Cite This Page:

American Academy of Sleep Medicine. "Diet linked to daytime sleepiness and alertness in healthy adults." ScienceDaily. ScienceDaily, 7 May 2013. <www.sciencedaily.com/releases/2013/05/130507164632.htm>.
American Academy of Sleep Medicine. (2013, May 7). Diet linked to daytime sleepiness and alertness in healthy adults. ScienceDaily. Retrieved November 27, 2014 from www.sciencedaily.com/releases/2013/05/130507164632.htm
American Academy of Sleep Medicine. "Diet linked to daytime sleepiness and alertness in healthy adults." ScienceDaily. www.sciencedaily.com/releases/2013/05/130507164632.htm (accessed November 27, 2014).

Share This


More From ScienceDaily



More Mind & Brain News

Thursday, November 27, 2014

Featured Research
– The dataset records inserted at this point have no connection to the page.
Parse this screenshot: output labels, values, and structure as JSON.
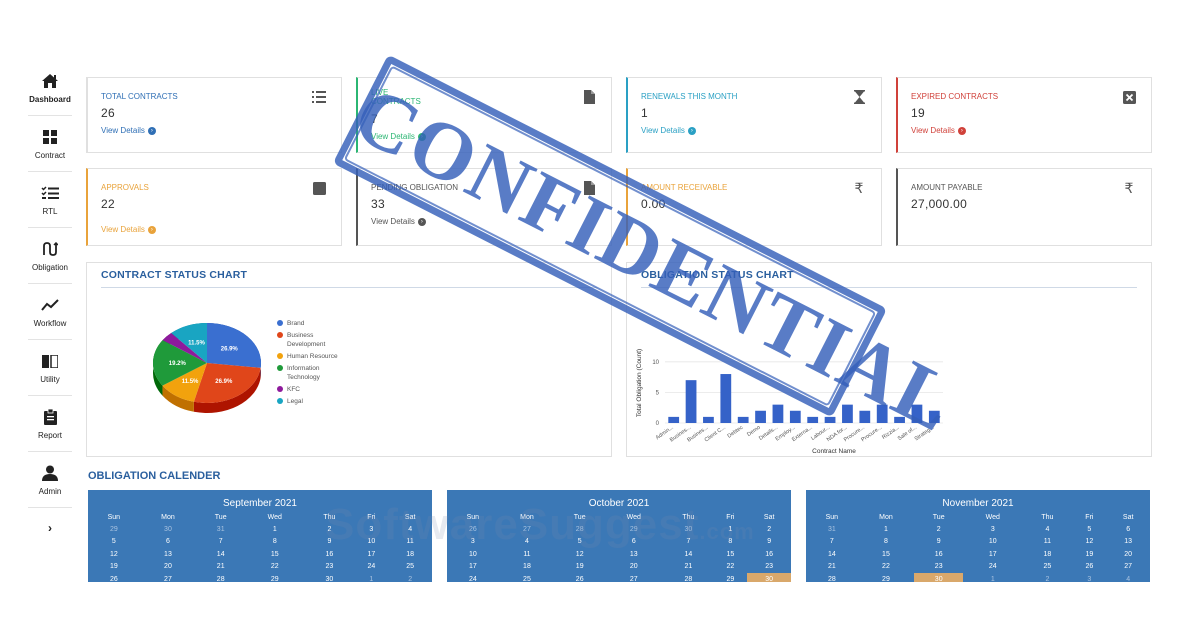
{
  "sidebar": {
    "items": [
      {
        "label": "Dashboard",
        "icon": "home-icon"
      },
      {
        "label": "Contract",
        "icon": "grid-icon"
      },
      {
        "label": "RTL",
        "icon": "checklist-icon"
      },
      {
        "label": "Obligation",
        "icon": "obligation-icon"
      },
      {
        "label": "Workflow",
        "icon": "trend-icon"
      },
      {
        "label": "Utility",
        "icon": "book-icon"
      },
      {
        "label": "Report",
        "icon": "clipboard-icon"
      },
      {
        "label": "Admin",
        "icon": "user-icon"
      }
    ],
    "expand": "›"
  },
  "cards": {
    "total_contracts": {
      "title": "TOTAL CONTRACTS",
      "value": "26",
      "link": "View Details",
      "color": "#2f6fb5",
      "icon": "list-icon"
    },
    "live_contracts": {
      "title_line1": "LIVE",
      "title_line2": "CONTRACTS",
      "value": "7",
      "link": "View Details",
      "color": "#2bb673",
      "icon": "file-icon"
    },
    "renewals": {
      "title": "RENEWALS THIS MONTH",
      "value": "1",
      "link": "View Details",
      "color": "#2aa0c4",
      "icon": "hourglass-icon"
    },
    "expired": {
      "title": "EXPIRED CONTRACTS",
      "value": "19",
      "link": "View Details",
      "color": "#d0413a",
      "icon": "close-box-icon"
    },
    "approvals": {
      "title": "APPROVALS",
      "value": "22",
      "link": "View Details",
      "color": "#e9a33b",
      "icon": "stamp-icon"
    },
    "pending_obligation": {
      "title": "PENDING OBLIGATION",
      "value": "33",
      "link": "View Details",
      "color": "#555555",
      "icon": "file-icon"
    },
    "amount_receivable": {
      "title": "AMOUNT RECEIVABLE",
      "value": "0.00",
      "color": "#e9a33b",
      "icon": "rupee-icon",
      "symbol": "₹"
    },
    "amount_payable": {
      "title": "AMOUNT PAYABLE",
      "value": "27,000.00",
      "color": "#555555",
      "icon": "rupee-icon",
      "symbol": "₹"
    }
  },
  "contract_chart": {
    "title": "CONTRACT STATUS CHART",
    "legend": [
      {
        "label": "Brand",
        "color": "#3a6fd0"
      },
      {
        "label": "Business Development",
        "color": "#e0461a"
      },
      {
        "label": "Human Resource",
        "color": "#f2a20d"
      },
      {
        "label": "Information Technology",
        "color": "#1f9a3a"
      },
      {
        "label": "KFC",
        "color": "#8e1a9c"
      },
      {
        "label": "Legal",
        "color": "#19a5c2"
      }
    ]
  },
  "obligation_chart": {
    "title": "OBLIGATION STATUS CHART",
    "xlabel": "Contract Name",
    "ylabel": "Total Obligation (Count)",
    "bar_color": "#3562c8"
  },
  "chart_data": [
    {
      "type": "pie",
      "categories": [
        "Brand",
        "Business Development",
        "Human Resource",
        "Information Technology",
        "KFC",
        "Legal"
      ],
      "values": [
        26.9,
        26.9,
        11.5,
        19.2,
        3.8,
        11.5
      ],
      "labels": [
        "26.9%",
        "26.9%",
        "11.5%",
        "19.2%",
        "",
        "11.5%"
      ],
      "colors": [
        "#3a6fd0",
        "#e0461a",
        "#f2a20d",
        "#1f9a3a",
        "#8e1a9c",
        "#19a5c2"
      ]
    },
    {
      "type": "bar",
      "categories": [
        "Admin...",
        "Busines...",
        "Busines...",
        "Client C...",
        "Debtec",
        "Demo",
        "Details...",
        "Employ...",
        "Externa...",
        "Labour...",
        "NDA for...",
        "Procure...",
        "Procure...",
        "Rizzia...",
        "Sale of...",
        "Strateg..."
      ],
      "values": [
        1,
        7,
        1,
        8,
        1,
        2,
        3,
        2,
        1,
        1,
        3,
        2,
        3,
        1,
        3,
        2
      ],
      "ylim": [
        0,
        10
      ],
      "yticks": [
        "0",
        "5",
        "10"
      ],
      "xlabel": "Contract Name",
      "ylabel": "Total Obligation (Count)"
    }
  ],
  "calendar": {
    "title": "OBLIGATION CALENDER",
    "weekdays": [
      "Sun",
      "Mon",
      "Tue",
      "Wed",
      "Thu",
      "Fri",
      "Sat"
    ],
    "months": [
      {
        "name": "September 2021",
        "rows": [
          [
            "29",
            "30",
            "31",
            "1",
            "2",
            "3",
            "4"
          ],
          [
            "5",
            "6",
            "7",
            "8",
            "9",
            "10",
            "11"
          ],
          [
            "12",
            "13",
            "14",
            "15",
            "16",
            "17",
            "18"
          ],
          [
            "19",
            "20",
            "21",
            "22",
            "23",
            "24",
            "25"
          ],
          [
            "26",
            "27",
            "28",
            "29",
            "30",
            "1",
            "2"
          ]
        ],
        "today": null
      },
      {
        "name": "October 2021",
        "rows": [
          [
            "26",
            "27",
            "28",
            "29",
            "30",
            "1",
            "2"
          ],
          [
            "3",
            "4",
            "5",
            "6",
            "7",
            "8",
            "9"
          ],
          [
            "10",
            "11",
            "12",
            "13",
            "14",
            "15",
            "16"
          ],
          [
            "17",
            "18",
            "19",
            "20",
            "21",
            "22",
            "23"
          ],
          [
            "24",
            "25",
            "26",
            "27",
            "28",
            "29",
            "30"
          ]
        ],
        "today": [
          4,
          6
        ]
      },
      {
        "name": "November 2021",
        "rows": [
          [
            "31",
            "1",
            "2",
            "3",
            "4",
            "5",
            "6"
          ],
          [
            "7",
            "8",
            "9",
            "10",
            "11",
            "12",
            "13"
          ],
          [
            "14",
            "15",
            "16",
            "17",
            "18",
            "19",
            "20"
          ],
          [
            "21",
            "22",
            "23",
            "24",
            "25",
            "26",
            "27"
          ],
          [
            "28",
            "29",
            "30",
            "1",
            "2",
            "3",
            "4"
          ]
        ],
        "today": [
          4,
          2
        ]
      }
    ]
  },
  "stamp": {
    "text": "CONFIDENTIAL"
  },
  "watermark": {
    "text": "SoftwareSuggest",
    "suffix": ".com"
  }
}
from universities, journals, and other organizations


Featured Videos

from AP, Reuters, AFP, and other news services

Are Female Bosses More Likely To Be Depressed?

Are Female Bosses More Likely To Be Depressed?

Newsy (Nov. 24, 2014) — A new study links greater authority with increased depressive symptoms among women in the workplace. Video provided by Newsy
Powered by NewsLook.com
Winter Can Cause Depression — Here's How To Combat It

Winter Can Cause Depression — Here's How To Combat It

Newsy (Nov. 23, 2014) — Millions of American suffer from seasonal depression every year. It can lead to adverse health effects, but there are ways to ease symptoms. Video provided by Newsy
Powered by NewsLook.com
Could Your Genes Be The Reason You're Single?

Could Your Genes Be The Reason You're Single?

Newsy (Nov. 21, 2014) — Researchers in Beijing discovered a gene called 5-HTA1, and carriers are reportedly 20 percent more likely to be single. Video provided by Newsy
Powered by NewsLook.com
Milestone Birthdays Can Bring Existential Crisis, Study Says

Milestone Birthdays Can Bring Existential Crisis, Study Says

Newsy (Nov. 21, 2014) — Researchers find that as people approach new decades in their lives they make bigger life decisions. Video provided by Newsy
Powered by NewsLook.com

Search ScienceDaily

Number of stories in archives: 140,361

Find with keyword(s):
 
Enter a keyword or phrase to search ScienceDaily for related topics and research stories.

Save/Print:
Share:  

Breaking News:

Strange & Offbeat Stories

 

Health & Medicine

Mind & Brain

Living & Well

In Other News

... from NewsDaily.com

Science News

Health News

Environment News

Technology News



Save/Print:
Share:  

Free Subscriptions


Get the latest science news with ScienceDaily's free email newsletters, updated daily and weekly. Or view hourly updated newsfeeds in your RSS reader:

Get Social & Mobile


Keep up to date with the latest news from ScienceDaily via social networks and mobile apps:

Have Feedback?


Tell us what you think of ScienceDaily -- we welcome both positive and negative comments. Have any problems using the site? Questions?
Mobile iPhone Android Web
Follow Facebook Twitter Google+
Subscribe RSS Feeds Email Newsletters
Latest Headlines Health & Medicine Mind & Brain Space & Time Matter & Energy Computers & Math Plants & Animals Earth & Climate Fossils & Ruins